_What needs to be done_:
Every line with the word "this" in it should be extracted from the data that follows.

_Data provided_:
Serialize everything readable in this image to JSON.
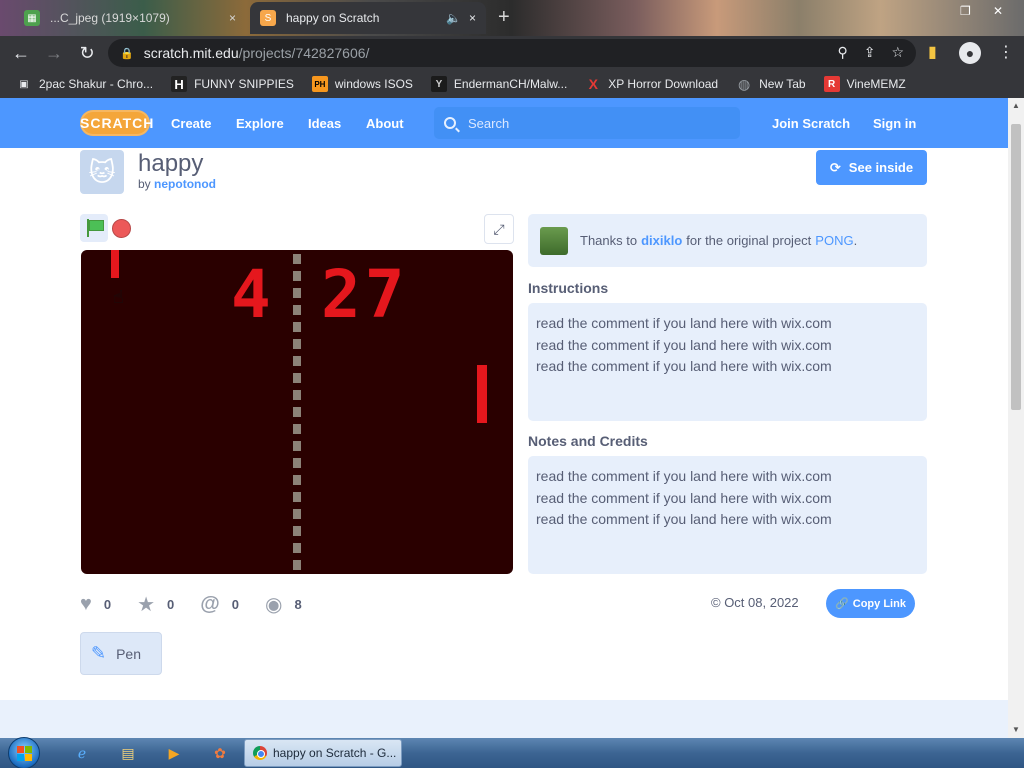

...

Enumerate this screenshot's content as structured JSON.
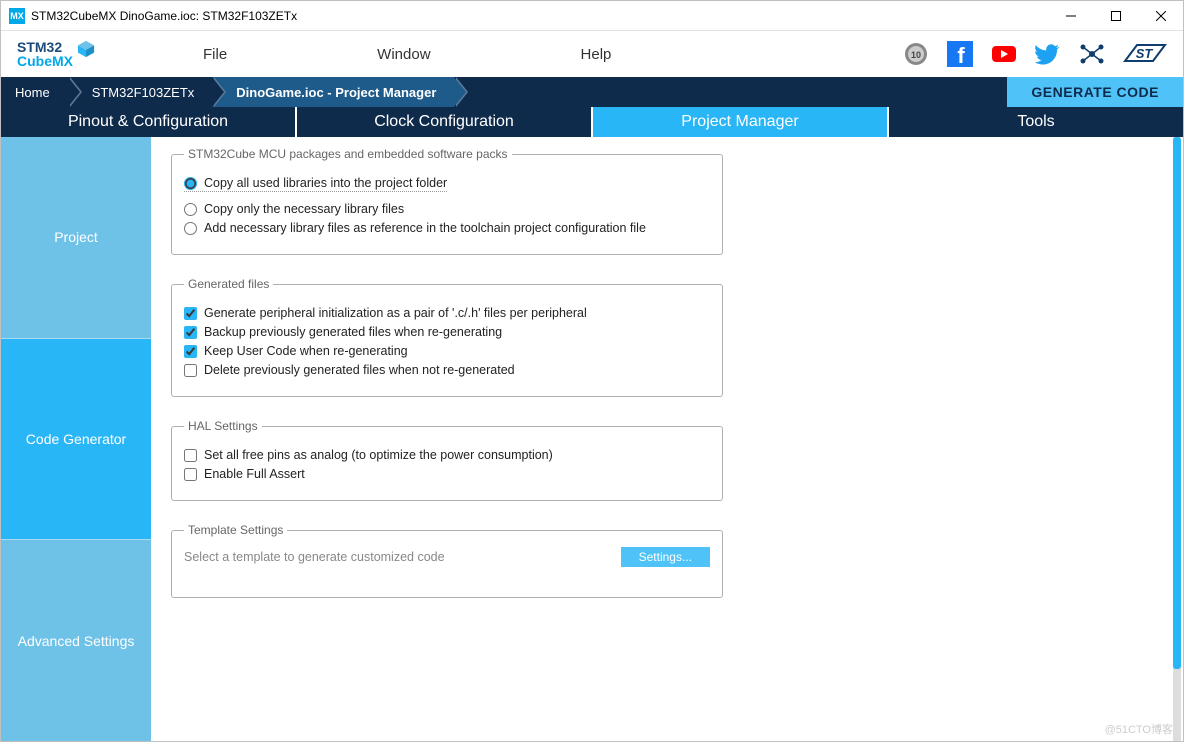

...

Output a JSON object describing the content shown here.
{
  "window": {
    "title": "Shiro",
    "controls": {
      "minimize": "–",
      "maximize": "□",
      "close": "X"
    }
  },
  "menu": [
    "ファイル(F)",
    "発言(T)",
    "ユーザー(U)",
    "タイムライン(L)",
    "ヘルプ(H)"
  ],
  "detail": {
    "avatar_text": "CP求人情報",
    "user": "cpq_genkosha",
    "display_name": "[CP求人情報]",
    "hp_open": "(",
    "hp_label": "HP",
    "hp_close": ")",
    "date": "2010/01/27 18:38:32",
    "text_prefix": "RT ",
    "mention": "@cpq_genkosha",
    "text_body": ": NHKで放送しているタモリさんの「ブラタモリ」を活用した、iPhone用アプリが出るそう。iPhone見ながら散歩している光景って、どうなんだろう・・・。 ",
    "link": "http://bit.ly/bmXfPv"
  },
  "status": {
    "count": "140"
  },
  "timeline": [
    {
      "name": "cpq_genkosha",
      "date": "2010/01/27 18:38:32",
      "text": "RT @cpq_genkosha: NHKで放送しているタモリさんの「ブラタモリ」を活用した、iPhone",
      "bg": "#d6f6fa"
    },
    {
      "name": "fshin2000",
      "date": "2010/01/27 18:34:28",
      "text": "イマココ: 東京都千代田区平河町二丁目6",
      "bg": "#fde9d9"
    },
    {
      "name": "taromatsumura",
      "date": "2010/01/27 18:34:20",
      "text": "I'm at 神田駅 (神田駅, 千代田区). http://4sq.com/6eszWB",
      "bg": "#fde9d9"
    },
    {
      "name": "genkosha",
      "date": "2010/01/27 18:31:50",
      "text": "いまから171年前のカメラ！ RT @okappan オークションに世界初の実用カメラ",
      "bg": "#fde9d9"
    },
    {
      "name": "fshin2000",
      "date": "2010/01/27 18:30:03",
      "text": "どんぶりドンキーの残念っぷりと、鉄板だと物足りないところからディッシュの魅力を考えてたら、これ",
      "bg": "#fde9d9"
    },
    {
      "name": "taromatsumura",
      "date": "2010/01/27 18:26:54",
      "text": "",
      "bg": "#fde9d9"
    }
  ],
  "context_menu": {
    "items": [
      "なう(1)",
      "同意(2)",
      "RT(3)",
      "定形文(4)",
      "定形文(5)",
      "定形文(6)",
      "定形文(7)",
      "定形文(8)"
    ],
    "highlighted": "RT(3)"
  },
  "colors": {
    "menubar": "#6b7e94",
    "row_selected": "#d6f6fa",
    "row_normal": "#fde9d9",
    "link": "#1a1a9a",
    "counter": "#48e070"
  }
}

_The completed task_:
Serialize everything readable in this image to JSON.
Enumerate this screenshot's content as structured JSON.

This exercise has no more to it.